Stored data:
****
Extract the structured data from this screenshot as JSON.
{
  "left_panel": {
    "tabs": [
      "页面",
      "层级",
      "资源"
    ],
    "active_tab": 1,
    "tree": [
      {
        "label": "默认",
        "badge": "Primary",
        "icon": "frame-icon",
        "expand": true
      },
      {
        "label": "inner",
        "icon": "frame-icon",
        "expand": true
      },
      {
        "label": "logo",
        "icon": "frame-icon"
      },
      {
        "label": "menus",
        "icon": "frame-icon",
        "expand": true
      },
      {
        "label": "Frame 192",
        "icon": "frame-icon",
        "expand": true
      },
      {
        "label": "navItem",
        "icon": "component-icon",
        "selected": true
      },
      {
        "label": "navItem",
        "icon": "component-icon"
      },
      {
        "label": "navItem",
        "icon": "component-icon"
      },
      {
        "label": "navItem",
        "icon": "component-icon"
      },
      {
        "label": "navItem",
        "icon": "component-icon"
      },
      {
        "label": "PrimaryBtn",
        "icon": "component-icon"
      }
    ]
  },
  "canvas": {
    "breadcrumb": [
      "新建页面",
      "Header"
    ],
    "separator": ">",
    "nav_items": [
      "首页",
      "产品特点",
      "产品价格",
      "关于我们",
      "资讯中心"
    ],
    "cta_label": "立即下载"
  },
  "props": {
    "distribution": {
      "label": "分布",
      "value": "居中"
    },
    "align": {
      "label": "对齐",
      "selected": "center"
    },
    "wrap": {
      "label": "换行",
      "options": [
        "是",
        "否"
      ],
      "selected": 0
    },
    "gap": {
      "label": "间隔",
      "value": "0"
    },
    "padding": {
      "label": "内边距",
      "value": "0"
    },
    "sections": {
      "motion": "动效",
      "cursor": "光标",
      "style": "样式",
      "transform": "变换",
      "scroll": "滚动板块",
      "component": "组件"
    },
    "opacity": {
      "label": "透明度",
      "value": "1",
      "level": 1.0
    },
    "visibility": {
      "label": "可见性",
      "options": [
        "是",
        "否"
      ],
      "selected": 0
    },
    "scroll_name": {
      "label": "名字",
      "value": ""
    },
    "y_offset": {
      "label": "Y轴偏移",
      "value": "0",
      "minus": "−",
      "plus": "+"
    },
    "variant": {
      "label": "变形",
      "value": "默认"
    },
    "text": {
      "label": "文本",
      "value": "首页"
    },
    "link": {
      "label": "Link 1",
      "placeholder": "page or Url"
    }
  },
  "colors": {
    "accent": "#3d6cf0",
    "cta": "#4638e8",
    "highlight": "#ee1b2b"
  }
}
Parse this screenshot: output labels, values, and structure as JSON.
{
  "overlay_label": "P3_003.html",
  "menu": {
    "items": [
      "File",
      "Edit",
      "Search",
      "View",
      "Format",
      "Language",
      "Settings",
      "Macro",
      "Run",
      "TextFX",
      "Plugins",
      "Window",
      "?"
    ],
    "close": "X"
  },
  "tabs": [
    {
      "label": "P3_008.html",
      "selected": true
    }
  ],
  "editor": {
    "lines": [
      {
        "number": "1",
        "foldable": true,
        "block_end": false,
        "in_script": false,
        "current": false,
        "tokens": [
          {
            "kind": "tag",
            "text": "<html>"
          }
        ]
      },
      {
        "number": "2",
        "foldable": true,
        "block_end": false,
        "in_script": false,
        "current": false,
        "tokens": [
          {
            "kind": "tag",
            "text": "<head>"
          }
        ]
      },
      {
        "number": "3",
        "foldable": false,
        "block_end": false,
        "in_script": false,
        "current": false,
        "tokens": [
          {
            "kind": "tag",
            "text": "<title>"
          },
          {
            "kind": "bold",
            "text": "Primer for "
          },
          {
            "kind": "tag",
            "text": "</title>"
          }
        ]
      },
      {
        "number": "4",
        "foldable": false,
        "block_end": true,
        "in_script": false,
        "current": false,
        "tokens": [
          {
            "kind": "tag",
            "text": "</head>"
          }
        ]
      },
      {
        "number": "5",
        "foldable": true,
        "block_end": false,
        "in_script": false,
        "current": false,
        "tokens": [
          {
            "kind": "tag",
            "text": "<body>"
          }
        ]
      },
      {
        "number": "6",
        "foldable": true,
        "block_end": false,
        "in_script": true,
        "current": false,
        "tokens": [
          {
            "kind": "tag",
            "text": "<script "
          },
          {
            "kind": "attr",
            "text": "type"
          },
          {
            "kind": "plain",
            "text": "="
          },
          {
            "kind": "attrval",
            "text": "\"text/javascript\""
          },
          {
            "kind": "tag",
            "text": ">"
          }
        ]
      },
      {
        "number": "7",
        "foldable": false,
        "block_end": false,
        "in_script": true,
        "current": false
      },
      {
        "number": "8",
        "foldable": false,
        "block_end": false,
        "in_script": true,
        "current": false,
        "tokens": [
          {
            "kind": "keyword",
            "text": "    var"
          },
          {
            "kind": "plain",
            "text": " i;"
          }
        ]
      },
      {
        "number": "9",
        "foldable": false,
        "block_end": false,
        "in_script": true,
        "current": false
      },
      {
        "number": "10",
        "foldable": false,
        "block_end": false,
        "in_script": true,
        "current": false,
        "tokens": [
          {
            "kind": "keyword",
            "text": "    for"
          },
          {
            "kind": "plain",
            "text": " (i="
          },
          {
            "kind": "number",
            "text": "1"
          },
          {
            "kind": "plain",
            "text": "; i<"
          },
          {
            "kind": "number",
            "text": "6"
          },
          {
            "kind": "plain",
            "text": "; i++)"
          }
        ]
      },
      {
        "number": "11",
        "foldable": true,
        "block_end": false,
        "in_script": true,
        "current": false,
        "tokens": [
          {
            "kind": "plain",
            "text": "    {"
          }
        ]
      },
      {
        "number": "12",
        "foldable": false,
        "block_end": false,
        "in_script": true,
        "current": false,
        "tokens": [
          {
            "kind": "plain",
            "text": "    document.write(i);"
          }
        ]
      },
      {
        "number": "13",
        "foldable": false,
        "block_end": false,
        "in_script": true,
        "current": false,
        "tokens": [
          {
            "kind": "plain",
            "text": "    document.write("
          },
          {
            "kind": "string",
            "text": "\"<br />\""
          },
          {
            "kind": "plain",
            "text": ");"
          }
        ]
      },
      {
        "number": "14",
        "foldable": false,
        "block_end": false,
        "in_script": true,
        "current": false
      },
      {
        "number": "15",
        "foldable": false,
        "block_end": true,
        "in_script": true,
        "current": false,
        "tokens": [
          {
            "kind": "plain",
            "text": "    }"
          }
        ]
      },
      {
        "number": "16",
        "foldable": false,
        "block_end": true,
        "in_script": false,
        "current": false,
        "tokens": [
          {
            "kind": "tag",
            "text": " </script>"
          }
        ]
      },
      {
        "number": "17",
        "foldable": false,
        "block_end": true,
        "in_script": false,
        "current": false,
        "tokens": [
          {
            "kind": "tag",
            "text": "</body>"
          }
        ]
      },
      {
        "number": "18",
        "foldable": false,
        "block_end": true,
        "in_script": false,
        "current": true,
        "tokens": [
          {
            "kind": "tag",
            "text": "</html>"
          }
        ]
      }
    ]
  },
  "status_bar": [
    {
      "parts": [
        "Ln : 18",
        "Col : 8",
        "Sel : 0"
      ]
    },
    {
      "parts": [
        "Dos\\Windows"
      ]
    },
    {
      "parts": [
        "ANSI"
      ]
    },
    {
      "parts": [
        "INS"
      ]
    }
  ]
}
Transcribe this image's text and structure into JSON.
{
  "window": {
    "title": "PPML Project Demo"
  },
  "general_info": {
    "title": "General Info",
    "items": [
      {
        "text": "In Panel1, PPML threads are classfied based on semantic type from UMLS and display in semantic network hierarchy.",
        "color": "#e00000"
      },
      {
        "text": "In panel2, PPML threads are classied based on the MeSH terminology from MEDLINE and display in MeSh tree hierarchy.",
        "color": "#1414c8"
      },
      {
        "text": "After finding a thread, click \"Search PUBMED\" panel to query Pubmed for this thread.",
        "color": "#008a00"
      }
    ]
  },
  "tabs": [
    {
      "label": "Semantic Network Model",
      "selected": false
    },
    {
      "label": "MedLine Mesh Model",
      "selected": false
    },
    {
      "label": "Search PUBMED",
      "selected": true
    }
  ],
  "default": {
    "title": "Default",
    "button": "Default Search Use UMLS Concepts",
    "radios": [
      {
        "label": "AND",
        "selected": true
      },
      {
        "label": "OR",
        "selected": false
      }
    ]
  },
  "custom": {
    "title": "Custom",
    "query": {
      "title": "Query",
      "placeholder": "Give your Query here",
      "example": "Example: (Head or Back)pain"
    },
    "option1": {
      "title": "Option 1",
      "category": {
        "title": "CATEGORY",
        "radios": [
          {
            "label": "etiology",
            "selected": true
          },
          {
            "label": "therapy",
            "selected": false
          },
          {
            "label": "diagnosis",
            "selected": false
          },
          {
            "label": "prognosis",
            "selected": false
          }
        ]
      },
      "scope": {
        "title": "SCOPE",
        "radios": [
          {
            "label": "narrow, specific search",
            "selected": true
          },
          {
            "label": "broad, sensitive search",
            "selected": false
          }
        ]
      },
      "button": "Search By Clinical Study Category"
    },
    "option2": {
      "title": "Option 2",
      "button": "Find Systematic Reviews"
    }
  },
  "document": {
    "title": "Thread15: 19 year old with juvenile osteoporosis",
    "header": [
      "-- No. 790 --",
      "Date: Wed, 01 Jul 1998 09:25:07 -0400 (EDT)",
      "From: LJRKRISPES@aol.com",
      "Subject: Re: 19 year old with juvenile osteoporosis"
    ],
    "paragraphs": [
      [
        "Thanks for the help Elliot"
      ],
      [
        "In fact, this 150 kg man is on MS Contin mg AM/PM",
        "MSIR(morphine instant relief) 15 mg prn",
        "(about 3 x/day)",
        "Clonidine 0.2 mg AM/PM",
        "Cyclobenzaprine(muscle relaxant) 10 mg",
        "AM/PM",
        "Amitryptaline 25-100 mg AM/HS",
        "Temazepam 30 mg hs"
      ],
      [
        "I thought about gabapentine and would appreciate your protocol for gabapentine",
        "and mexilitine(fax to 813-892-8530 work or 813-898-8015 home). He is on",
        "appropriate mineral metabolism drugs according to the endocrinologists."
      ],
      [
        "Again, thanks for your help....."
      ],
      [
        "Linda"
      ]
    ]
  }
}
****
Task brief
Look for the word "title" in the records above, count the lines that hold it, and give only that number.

Your solution
12